We also support the Ravitch Commission’s principle that those who benefit from public transportation should pay for it. We believe that the riders are already holding up their end of this bargain. Riders of MTA services contribute a greater percentage of the cost of their ride than users of any of this nation’s large transit systems. In 2007 fares covered 57 percent of Metro-North operating expenses, 46 percent of Long Island Rail Road operating expenses, and 43 percent of New York City Transit operating expenses. Compare these figures to 32 percent in Boston, 27 percent in San Francisco, and 22 percent in Atlanta, and most will agree that MTA riders are doing their part. Still, if anyone believes that transit users are getting off easy, even under the Ravitch Commission proposals the riders’ contribution to funding of the system will increase by 8 percent.
Business should pay for the MTA system because it has created billions of dollars in real estate value throughout the region and because the access to large pools of skilled and specialized labor gives the region’s employers a decided competitive advantage. Motorists should pay for the system because is essential to ensure that our streets and roads are not impossibly choked with traffic. Maintaining a healthy public transportation system is essential to ensuring that those who must use the roads can use them effectively.
We applaud the Ravitch Commission’s approach establishing a firm boundary between operating and capital funding. The division of expenditures into operating and depreciation expenses on one hand, and capital improvement expenses on the other will go a long way toward restoring the MTA to fiscal health. To maintain this system, the Commission proposes establishing the MTA Capital Finance Authority, which will serve as a lockbox for capital funds. Capital funding generated by the proposed Mobility Tax will not be available for operating expenses after the first year, and the MTA share of capital expenditures will come from this lockbox, rather than the farebox. This is critical to set the MTA finances on the correct path, and will establish a necessary discipline as well as a clear picture of actual funding needs.

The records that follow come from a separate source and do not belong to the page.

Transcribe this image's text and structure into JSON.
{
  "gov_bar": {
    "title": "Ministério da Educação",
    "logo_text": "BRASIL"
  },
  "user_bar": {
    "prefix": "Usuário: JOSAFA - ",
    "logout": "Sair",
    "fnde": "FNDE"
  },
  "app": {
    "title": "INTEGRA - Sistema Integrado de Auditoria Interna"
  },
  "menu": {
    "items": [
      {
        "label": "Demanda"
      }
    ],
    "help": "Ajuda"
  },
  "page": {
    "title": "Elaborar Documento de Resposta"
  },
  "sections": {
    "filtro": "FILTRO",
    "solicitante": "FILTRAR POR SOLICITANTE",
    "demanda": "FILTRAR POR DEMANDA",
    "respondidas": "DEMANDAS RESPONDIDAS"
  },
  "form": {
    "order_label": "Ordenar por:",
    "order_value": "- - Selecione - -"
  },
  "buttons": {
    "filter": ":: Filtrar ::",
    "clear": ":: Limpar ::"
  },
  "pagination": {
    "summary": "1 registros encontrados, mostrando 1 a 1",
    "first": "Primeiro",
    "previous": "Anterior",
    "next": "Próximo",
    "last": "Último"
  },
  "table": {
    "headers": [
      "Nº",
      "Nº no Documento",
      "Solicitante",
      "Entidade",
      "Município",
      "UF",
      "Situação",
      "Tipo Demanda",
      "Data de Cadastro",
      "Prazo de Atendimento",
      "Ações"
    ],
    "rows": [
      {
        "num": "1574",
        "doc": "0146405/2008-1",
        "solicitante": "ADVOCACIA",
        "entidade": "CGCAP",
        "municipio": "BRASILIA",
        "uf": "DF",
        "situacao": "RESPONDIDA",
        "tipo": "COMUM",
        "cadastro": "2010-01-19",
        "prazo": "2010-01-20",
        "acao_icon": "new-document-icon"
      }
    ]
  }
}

We also strongly support the Ravitch Commission’s call for improving transit service, particularly to those areas where little service exists today. We agree that in general these improvements will largely consist of new bus service, although we urge system planners to take a close look at the potential for more effective use of our rail resources. We also recognize that the means of paying for this service, the tolling of Harlem and East River Bridges, is extremely controversial. We believe that motorists should pay a portion of the cost of operating the MTA, but we are open to a range of possibilities to bring this about. For example, tolling could include some variation in pricing that would allow for reduced charges in some circumstances, or other revenue sources that rely on motorists could be used as a funding source.
The main thing that we ask of our elected representatives is to recognize that doing nothing is not an option and that there may be reasonable accommodations that can be made in the Ravitch proposals to avoid individual hardships. Basically, we want you to keep and open mind, to move toward a solution, and to agree upon a plan prior to the MTA Board meeting on March 25, when it is scheduled to vote upon fare and toll increase and service cut proposals. We are available to support you and assist you in your work in any way that we are able.
Download here: 0219PCACSenateRavichHearing